Lipoma Before and After*See More Results
What is the process of removing a lipoma?
- First, Dr.Mountcastle palpates and examines the lipoma to make sure it is located above the muscle. He will sometimes ultrasound the lipoma to confirm this but most often, a true lipoma is located above the muscle making it very easy to surgically remove in the office. The skin is then cleansed with povidone iodine (Betadine) or chlorhexidine (Betasept) solution. The area is draped with a sterile fenestrated drape. Local anesthesia is administered with 1 or 2 percent lidocaine with epinephrine; infiltrating the anesthetic in the subcutaneous area surrounding the operative field.
- The incisions are configured like a fusiform excision following the skin tension lines and are smaller than the underlying tumor. The central island of skin to be excised is grasped with a hemostat, or Allis clamp, which is used to provide traction for the removal of the tumor. Dissection is then performed beneath the subcutaneous fat to the tumor. Any tissue cutting is performed under direct visualization using a no. 15 scalpel or scissors around the lipoma. Care must be taken to avoid nerves or blood vessels that may lie just beneath the tumor.
- Once a portion of lipoma has been dissected from the surrounding tissue, hemostats or clamps can be attached to the tumor to provide traction for removal of the remainder of the growth. Once it is freed, the lipoma is delivered as a whole. The surrounding tissue in the hole can be palpated to ensure complete removal of the tumor. The dead space is closed beneath the skin using deep, absorbable sutures. The skin is then closed with superficial, interrupted sutures. A pressure dressing is placed to reduce the incidence of hematoma formation. The patient is given routine wound care instructions; pain medication is not typically prescribed for this procedure. Sutures are removed after 10-14 days, depending on the body location. Specimens should be submitted for pathologic examination.
Cost Factors for Removal
The cost of lipoma removal depends on whether you go through insurance or not. The contracted rates through insurance vary on size and location, but typically for lipomas located on the body, prices are approximately:
- $400 – $500 for a mass less than 5 cm
- $750 – $1,000 for a mass over 5 cm
On the face, the prices are approximately:
- $500 for a mass less than 2 cm
- $750 – $1,000 for a mass over 2 cm
For multiple lipomas, each subsequent lipoma costs half of the original lipoma’s removal. For example, if you have 5, 2 cm lipomas of the arm, the pricing would be: $500+$250+$250+$250+$250 = $1,500
Getting a lipoma removed can be a huge step toward improving not only your self-esteem but also your confidence. When it’s time to get one or more lipomas removed, we want it to be as affordable as possible. That’s why we are willing to work with your insurance company to get as many associated costs as possible covered. Please contact our office as soon as possible to discuss pricing options and more.Read More

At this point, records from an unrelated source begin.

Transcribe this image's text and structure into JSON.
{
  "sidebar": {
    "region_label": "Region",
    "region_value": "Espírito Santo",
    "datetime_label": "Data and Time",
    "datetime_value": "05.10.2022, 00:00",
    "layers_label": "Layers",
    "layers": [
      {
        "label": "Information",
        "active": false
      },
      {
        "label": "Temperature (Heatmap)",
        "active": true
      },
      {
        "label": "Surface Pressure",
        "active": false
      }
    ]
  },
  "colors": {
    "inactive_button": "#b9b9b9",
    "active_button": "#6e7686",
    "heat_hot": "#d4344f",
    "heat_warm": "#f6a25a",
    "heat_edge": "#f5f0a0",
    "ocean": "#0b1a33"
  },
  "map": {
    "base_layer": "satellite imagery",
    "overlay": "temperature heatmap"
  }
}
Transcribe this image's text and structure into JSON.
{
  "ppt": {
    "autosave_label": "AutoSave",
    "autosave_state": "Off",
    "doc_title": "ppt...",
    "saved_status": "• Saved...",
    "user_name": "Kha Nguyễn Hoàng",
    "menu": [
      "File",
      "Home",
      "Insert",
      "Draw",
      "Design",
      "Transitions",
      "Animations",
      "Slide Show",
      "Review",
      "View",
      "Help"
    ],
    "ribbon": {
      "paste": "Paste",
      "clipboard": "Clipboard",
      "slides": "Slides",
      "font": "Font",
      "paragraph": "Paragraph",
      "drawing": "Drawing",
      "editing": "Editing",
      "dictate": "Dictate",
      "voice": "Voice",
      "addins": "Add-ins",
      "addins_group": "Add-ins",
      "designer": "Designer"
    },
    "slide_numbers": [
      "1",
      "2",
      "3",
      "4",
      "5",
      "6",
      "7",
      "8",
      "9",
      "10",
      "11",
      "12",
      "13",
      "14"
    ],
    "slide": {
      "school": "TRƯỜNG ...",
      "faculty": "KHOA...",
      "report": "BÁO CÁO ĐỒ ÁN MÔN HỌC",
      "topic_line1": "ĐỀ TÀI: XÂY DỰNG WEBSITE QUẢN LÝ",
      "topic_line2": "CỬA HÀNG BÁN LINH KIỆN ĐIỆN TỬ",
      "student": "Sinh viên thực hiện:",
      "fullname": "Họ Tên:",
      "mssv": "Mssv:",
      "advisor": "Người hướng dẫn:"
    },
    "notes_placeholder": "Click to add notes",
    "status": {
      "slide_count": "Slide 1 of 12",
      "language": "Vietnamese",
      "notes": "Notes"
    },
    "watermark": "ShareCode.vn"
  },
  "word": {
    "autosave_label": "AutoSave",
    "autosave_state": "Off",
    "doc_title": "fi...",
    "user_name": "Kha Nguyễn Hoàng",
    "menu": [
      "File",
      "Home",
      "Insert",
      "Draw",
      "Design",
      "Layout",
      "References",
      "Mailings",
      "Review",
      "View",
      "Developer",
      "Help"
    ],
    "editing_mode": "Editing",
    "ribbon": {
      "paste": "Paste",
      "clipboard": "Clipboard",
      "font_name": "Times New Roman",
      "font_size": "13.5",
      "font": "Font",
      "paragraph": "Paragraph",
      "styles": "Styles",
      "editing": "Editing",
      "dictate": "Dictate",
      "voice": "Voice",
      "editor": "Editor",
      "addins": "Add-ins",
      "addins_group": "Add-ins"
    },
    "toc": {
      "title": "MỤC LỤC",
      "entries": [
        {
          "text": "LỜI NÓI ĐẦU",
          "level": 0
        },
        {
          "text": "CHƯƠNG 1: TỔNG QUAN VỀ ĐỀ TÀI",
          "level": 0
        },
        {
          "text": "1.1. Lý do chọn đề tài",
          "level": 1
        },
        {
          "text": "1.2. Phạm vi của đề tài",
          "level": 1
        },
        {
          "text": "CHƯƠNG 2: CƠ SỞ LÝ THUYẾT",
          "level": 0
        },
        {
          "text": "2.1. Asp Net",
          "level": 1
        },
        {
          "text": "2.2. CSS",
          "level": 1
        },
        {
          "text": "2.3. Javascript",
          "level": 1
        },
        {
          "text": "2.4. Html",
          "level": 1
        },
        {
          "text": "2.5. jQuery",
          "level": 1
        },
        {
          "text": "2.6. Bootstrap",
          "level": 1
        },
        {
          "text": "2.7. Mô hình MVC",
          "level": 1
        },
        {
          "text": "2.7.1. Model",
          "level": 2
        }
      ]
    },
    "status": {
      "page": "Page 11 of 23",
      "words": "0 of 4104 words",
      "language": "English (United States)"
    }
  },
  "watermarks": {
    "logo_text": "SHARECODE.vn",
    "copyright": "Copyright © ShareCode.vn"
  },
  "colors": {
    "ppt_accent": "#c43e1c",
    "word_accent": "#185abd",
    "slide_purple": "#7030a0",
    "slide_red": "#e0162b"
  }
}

“Great atmosphere, great Dr., great staff, beautiful office…didn’t feel a thing on my multiple lipoma removal great experience”H.M. / Google / Jan 10, 2017
Since each patient’s insurance coverage is different, it’s important to understand your plan in order to know how much, if any, of the surgery will be covered. For example, some patients may have high deductibles where insurance will cover only a small portion of the associated costs. On the other hand, some patients may have 80/20 plans where the insurance may cover a significant amount and the patient is only responsible for their copay.